Is there anything left to parody about suburbia? The surreal, consumerist blandness of American middle-class life has been satirical fodder for years now, dating back to the high-camp ’70s soaper Mary Hartman, Mary Hartman. When this sort of thing is done with love (Edward Scissorhands) or gleeful venom (John Waters’ 1981 Polyester), the results can be funny and bracing. But Meet the Applegates is the sort of strenuously plastic isn’t-America-a-really-dumb-place? send-up that tries my patience after about five minutes. Directed by Michael Lehmann (Heathers), it stars that one-note comedian Ed Begley Jr. as the father in a family of giant, mantis-like insects who leave their home in the Amazon disguised as humans and attempt to undermine the destruction of their sacred terrain. (Yes, folks, it’s a save-the-rain-forests movie!) Ensconced in suburbia, they become the Applegates, an unwitting parody of a ”normal” American family, complete with delinquent kids, terrible diets, and Dad fooling around with his secretary at the office. There’s also a special-effects hook: When one of the Applegates gets teed off, he can revert to his original insect self and stun the offending party into unconsciousness, trapping him in a giant cocoon. Soon, the house is filling up with mummified victims. The insect effects aren’t bad, but the movie, which is like Invasion of the Body Snatchers remade as a shrill sitcom, is every bit as synthetic as the clichés it’s savaging. Meet the Applegates plays like one of those Saturday Night Live sketches they reserve for the last 20 minutes of the show — the ones where even the cast members seem bored by what they’re doing.
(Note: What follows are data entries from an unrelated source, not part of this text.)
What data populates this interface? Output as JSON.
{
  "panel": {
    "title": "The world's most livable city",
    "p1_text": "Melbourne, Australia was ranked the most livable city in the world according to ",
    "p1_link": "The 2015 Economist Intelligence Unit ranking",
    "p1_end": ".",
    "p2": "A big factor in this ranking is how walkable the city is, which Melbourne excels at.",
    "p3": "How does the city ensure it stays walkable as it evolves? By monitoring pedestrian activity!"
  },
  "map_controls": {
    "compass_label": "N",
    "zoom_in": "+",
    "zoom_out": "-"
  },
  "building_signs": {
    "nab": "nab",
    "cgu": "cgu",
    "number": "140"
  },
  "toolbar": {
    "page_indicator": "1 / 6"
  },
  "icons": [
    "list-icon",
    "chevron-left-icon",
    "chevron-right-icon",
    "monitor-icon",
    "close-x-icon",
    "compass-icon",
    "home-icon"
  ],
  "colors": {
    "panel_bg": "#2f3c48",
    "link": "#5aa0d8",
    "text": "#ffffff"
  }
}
Meet the Applegates Is there anything left to parody about suburbia? The surreal, consumerist blandness of American middle-class life has been satirical fodder for years...Meet the ApplegatesComedyPT90MR Is there anything left to parody about suburbia? The surreal, consumerist blandness of American middle-class life has been satirical fodder for years...1991-02-15Dabney ColemanCBS/Fox Home Video
Genre: Comedy; Starring: Ed Begley Jr., Stockard Channing, Dabney Coleman; Director: Michael Lehmann; Runtime (in minutes): 90; MPAA Rating: R; Distributor: CBS/Fox Home Video
Posted February 15 1991 — 12:00 AM EST
- 'Keith Richards: Under the Influence' doc gets Netflix release date
- Birdman on Lil Wayne: 'He means the world to me'
- Sakina Jaffrey and Ajay Mehta join 'The Mindy Project' as Mr. and Mrs. Lahiri
- On the prowl with the 'Teen Wolf' pack
- Netflix renews 'BoJack Horseman,' sets 'Longmire' premiere
- U2 performs 'Two Hearts Beat As One' for the first time in over 25 years
- The story behind new Dr. Seuss book, 'What Pet Should I Get?'
- Stars go back to work! 'Scandal,' 'Arrow,' 'The Good Wife,' more return to set
- Charlie Hunnam and Excalibur glisten in 'King Arthur' first look photos
- Here are the 2015 games we're looking forward to most
- #50Scoops50Days: Keep up with the latest in fall TV news
- Ashley Madison profiles for TV's most famous adulterers
- Beyoncé, Kanye West, Uma Thurman & More!